What is an Applicant Tracking System?
This is a software application that initially handles the CV sifting by processing the CVs that have been submitted for the position advertised. The software determines which CVs are the most appropriate for the position. The theory is that this should not be any different from recruiters who initially glance at your CV to determine the suitability. The software scans for key words within each CV and if suitable the CV is then sent to the recruiter (the rest are history!).
Why are employers relying on this software?
It has benefits that many see of value such as saving recruitment time particularly for high volume positions. It allows employers to keep up-to-date with the hiring process and to see a statistical analysis of applicants and how many have been suitable. Recruiters can log into the systems and can communicate directly with the applicants as well as including sending unsuccessful emails and inviting applicants to interview. It is also advantageous if a recruiter is on annual leave or off sick as a colleague can quickly get up to date with. It also helps companies comply with fair recruitment practices by avoiding human error or bias.
How exactly does it work?
When a CV is submitted for a position it is logged within the system. The recruiter will then type in key words including the skills and experience specific for that position and the ATS will search the entire database. The most relevant CVs will appear. The great feature of ATS is if you submitted your CV to another position your CV still may appear in other searches which increases you chances of gaining an interview.
How to ensure your CV has the optimal key words
Make sure your CV is appropriately tailored, factual and steers away from a personal statement tone. Study the job advert and think about if you were the recruiter what key words would you be inputting into the ATS then adapt your CV accordingly. A good way is to insert a key skill section. Around 6 to 8 bullet points is fine. Your professional profile should also highlight your relevant skills and experience. This might seem obvious but there are pitfalls to avoid here as well (see below).
What to avoid?
Using stock phrases in your professional profile and throughout your CV. Recruiters are unlikely to filter keywords such as ‘hard working’ or ‘outgoing’ as they are irrelevant.
Spelling mistakes in your CV could be the first thing that gets you blocked by ATS. This can happen especially when using different computers or platforms such as Macs or Windows which can sometimes throughout formatting.
Job titles are important to be reflective of your industry. If the organisation you work for has its’ own in house job titles then perhaps think about aligning these with your industry to ensure you don’t miss out.
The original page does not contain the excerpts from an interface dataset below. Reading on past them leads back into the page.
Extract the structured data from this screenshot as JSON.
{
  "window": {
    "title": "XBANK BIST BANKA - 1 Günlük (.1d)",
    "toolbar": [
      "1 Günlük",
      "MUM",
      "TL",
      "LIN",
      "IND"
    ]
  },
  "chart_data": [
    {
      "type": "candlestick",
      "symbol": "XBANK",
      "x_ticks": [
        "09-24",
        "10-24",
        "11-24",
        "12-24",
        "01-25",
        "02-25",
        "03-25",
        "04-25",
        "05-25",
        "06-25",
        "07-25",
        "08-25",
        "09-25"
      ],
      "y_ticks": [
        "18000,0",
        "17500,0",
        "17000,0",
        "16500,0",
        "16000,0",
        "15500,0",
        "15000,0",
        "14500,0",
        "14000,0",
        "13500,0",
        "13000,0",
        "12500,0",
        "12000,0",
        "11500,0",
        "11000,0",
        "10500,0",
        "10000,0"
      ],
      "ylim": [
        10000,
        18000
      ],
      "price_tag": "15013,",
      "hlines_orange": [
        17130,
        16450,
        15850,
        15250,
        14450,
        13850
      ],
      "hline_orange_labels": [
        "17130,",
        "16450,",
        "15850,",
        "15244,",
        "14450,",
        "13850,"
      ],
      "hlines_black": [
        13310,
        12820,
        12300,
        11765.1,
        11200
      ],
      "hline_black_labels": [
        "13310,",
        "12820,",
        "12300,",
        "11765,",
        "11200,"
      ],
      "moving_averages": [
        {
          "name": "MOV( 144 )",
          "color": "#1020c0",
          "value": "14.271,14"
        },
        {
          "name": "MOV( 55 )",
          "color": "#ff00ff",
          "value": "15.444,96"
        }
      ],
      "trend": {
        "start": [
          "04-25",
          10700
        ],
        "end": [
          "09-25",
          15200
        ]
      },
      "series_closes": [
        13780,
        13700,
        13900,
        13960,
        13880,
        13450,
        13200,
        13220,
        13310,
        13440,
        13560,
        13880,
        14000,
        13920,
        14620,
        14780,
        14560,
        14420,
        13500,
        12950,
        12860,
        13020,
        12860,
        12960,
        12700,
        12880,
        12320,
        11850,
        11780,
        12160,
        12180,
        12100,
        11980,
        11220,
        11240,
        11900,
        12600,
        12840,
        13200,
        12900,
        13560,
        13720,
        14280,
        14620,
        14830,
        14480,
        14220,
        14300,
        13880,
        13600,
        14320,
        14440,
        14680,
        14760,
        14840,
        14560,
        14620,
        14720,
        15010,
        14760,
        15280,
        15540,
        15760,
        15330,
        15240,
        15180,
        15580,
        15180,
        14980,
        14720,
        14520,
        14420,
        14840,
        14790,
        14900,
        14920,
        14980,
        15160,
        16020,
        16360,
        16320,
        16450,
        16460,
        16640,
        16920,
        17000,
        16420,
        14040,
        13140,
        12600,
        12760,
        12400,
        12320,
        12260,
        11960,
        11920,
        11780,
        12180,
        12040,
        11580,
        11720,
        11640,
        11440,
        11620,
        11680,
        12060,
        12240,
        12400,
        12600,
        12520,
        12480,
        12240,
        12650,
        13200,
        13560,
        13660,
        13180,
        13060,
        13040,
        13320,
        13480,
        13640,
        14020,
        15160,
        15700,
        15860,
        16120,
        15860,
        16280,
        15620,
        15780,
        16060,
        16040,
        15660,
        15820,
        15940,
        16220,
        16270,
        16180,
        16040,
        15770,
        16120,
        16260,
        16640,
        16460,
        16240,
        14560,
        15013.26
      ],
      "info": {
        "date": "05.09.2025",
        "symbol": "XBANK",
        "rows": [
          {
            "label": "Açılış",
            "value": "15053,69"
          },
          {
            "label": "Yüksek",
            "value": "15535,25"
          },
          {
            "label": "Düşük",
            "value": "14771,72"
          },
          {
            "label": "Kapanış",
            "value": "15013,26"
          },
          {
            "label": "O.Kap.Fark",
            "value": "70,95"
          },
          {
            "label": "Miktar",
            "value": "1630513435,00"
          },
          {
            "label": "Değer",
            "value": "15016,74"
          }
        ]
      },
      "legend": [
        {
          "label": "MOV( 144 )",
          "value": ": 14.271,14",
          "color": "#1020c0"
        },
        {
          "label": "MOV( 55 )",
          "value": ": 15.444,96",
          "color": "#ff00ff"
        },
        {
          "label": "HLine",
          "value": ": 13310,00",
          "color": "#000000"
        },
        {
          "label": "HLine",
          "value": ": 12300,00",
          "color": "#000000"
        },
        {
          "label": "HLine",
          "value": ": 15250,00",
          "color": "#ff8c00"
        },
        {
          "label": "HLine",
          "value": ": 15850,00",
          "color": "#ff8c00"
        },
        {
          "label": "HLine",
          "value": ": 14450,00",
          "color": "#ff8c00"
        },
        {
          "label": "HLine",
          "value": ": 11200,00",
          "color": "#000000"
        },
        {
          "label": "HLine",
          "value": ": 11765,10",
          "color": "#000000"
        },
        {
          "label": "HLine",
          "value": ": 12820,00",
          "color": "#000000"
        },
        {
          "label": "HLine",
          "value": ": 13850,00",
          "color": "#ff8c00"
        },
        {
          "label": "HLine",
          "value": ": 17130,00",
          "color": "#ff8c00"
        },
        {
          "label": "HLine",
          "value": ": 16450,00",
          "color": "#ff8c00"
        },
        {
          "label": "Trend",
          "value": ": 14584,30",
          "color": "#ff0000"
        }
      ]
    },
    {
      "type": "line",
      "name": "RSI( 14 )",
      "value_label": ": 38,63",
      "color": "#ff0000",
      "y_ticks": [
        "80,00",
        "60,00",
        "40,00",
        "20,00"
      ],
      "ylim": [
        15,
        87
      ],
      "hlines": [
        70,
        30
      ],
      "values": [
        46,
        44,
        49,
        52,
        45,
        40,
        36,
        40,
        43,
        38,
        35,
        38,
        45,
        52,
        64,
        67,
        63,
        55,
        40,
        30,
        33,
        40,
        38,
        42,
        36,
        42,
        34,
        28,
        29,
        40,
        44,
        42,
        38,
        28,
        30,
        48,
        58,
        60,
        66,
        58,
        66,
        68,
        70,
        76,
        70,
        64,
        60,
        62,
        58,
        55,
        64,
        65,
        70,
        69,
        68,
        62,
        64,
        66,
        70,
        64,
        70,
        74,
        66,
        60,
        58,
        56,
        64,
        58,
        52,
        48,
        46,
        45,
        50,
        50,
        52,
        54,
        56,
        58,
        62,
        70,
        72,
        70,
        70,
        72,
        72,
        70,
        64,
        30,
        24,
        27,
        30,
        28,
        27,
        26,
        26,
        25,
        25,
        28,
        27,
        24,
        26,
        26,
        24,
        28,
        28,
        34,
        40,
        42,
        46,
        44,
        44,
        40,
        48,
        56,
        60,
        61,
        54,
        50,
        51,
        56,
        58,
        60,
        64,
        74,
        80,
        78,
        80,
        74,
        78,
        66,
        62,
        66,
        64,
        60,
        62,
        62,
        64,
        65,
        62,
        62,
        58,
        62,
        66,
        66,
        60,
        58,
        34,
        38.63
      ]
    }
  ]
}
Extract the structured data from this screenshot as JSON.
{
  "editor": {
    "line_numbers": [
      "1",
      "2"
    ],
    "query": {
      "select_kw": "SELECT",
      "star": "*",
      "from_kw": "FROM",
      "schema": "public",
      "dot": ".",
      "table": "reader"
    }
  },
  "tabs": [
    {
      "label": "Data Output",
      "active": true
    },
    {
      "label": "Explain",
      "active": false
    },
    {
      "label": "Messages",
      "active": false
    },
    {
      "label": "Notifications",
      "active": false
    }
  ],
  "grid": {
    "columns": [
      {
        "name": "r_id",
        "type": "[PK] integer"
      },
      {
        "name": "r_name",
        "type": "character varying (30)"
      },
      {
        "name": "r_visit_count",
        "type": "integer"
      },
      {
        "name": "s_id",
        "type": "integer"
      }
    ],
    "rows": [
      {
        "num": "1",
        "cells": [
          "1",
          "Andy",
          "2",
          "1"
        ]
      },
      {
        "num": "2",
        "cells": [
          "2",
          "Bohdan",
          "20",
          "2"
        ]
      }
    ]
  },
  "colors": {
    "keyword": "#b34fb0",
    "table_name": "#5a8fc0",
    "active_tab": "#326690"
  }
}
Do not send the same CV to every organisation. Ensure you refine this to each position you apply for and but that does not mean stuff it full of random keywords as someone still needs to read it so it still has to make sense.
I hope that helps and good luck!